A strong early winner from Blue – recorded with an all-star group that includes Curtis Fuller, Jimmy Heath, Wynton Kelly, Sam Jones, and Philly Joe Jones. Mitchell's not necessarily the leader – Benny Golson and Jimmy Heath handled the arrangements – but the group overall is great, and the set has a nice mix of lyricality and hard bop groove. 9 numbers in all, including "Minor Vamp", "The Head", "Top Shelf", "Blue Soul", "The Way You Look Tonight", "Park Avenue Petite", "Polka Dots & Moonbeams", "Nica's Dream", and "Waverly Street".
A great change of pace for Billy Taylor – and one of the most striking sessions he made in the 50s! As you'll guess from the title, the record features Taylor's piano along with four flutes – played by Frank Wess, Herbie Mann, Jerome Richardson, and Phil Bodner – working here both in group formation, and in solo mode – fluttering nicely with a cool jazzy sound that really prefaces lots of use of the instrument in the 60s! Another added bonus on the record is added congas from Chano Pozo on most tracks, making for a groovy Latinesque bounce. Titles include "Blue Shutters", "One For The Woofer", "The Song Is Ended", "Back Home", "No Parking", and "Lady Be Good".

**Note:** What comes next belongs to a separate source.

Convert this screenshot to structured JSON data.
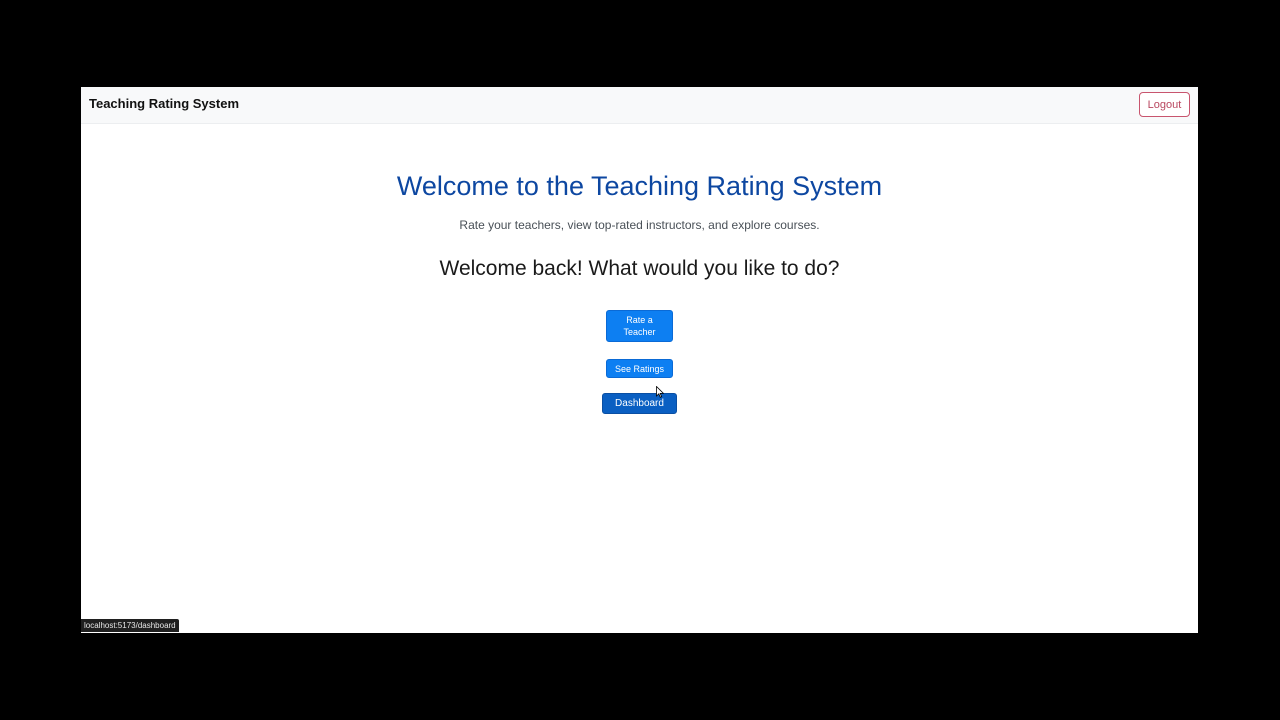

This album covers roughly two years in Rollins's career when he was beginning to emerge as an important force in contemporary jazz. "I Know" was his first track as a leader, taped at the end of a January 1951 Miles Davis date at Davis's insistence. (Miles even played piano for him.) Sonny's first date as a leader took place on a snowy December night at the end of that year. The meeting with the Modern Jazz Quartet, in October 1953, showed a new maturity, especially in the rendition of Ellington's "In a Sentimental Mood."